The rest, as they say, is literally history. Johnny Jones blew his career at the 5th largest school district in the country and his chance to be the undersecretary of US Department of Education. It was tip of the iceburg.
Coincidentally, the day I broke the story was the same day I had turned in my resignation to return to my home town, St. Louis. I would double my salary and get the official title of "Investigative/Consumer Reporter," which I hadn't been able to do in Miami, even though I was getting well-established. More importantly, in St. Louis, I would have a staff of researchers and work for a news director who had a great reputation in the business. I had death threats. 200 people picketed the station my last day on the job. I've had mixed feelings about leaving and shutting the door on a career that could have led to bigger and better things as I defined them then. But I knew that a life at "60 Minutes" would not be conducive to marriage and family. It was probably a good time to leave town.

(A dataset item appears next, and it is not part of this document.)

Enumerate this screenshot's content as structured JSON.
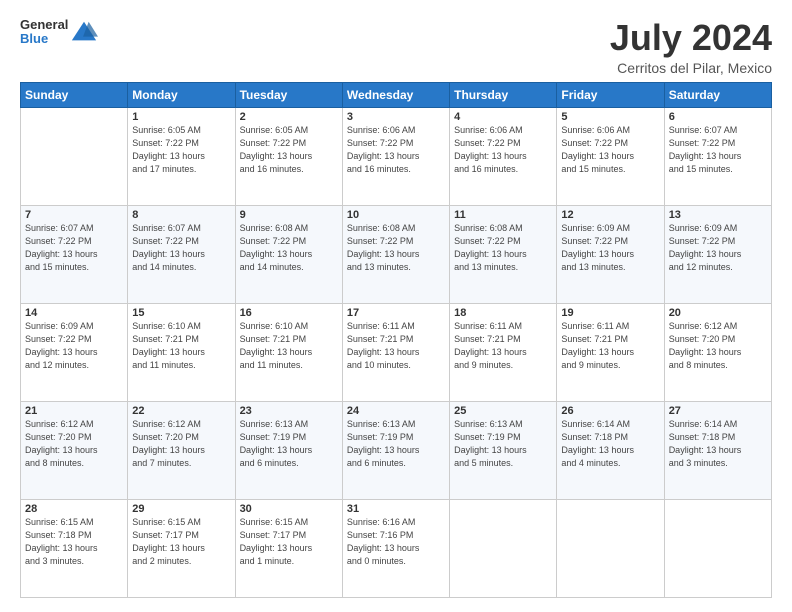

My replacement on the air was Donna Hanover. Johnny Jones unfortunately, was convicted by an all white jury. So the US Justice Department retried the case and sent a young prosecutor to Miami, Rudi Giuliani. Newsroom legend has it that Donna told everyone, and even posted notes on her desk saying, "I will marry Rudi." She did...if you remember that wild and crazy divorce in NYC a few years ago. So my real claim to fame, as I like to joke is, I could have married Rudi Giuliani. I think I got the better deal.
My husband, Clarence Jones, who was an investigative reporter at a competing TV station in Miami at the time, WPLG, came up to me at a Janet Reno news conference as she announced her investigation of my story and said, "Great story. I should have had it." He claims to not remember that. But given that I would have paid him to speak to me during my previously invisible years in Miami, his words were etched into my heart and memory. It took us 20 years to get married, but that's a story for another movie.
The school superintendent eventually went to jail.
All for now. Gotta run. And pack.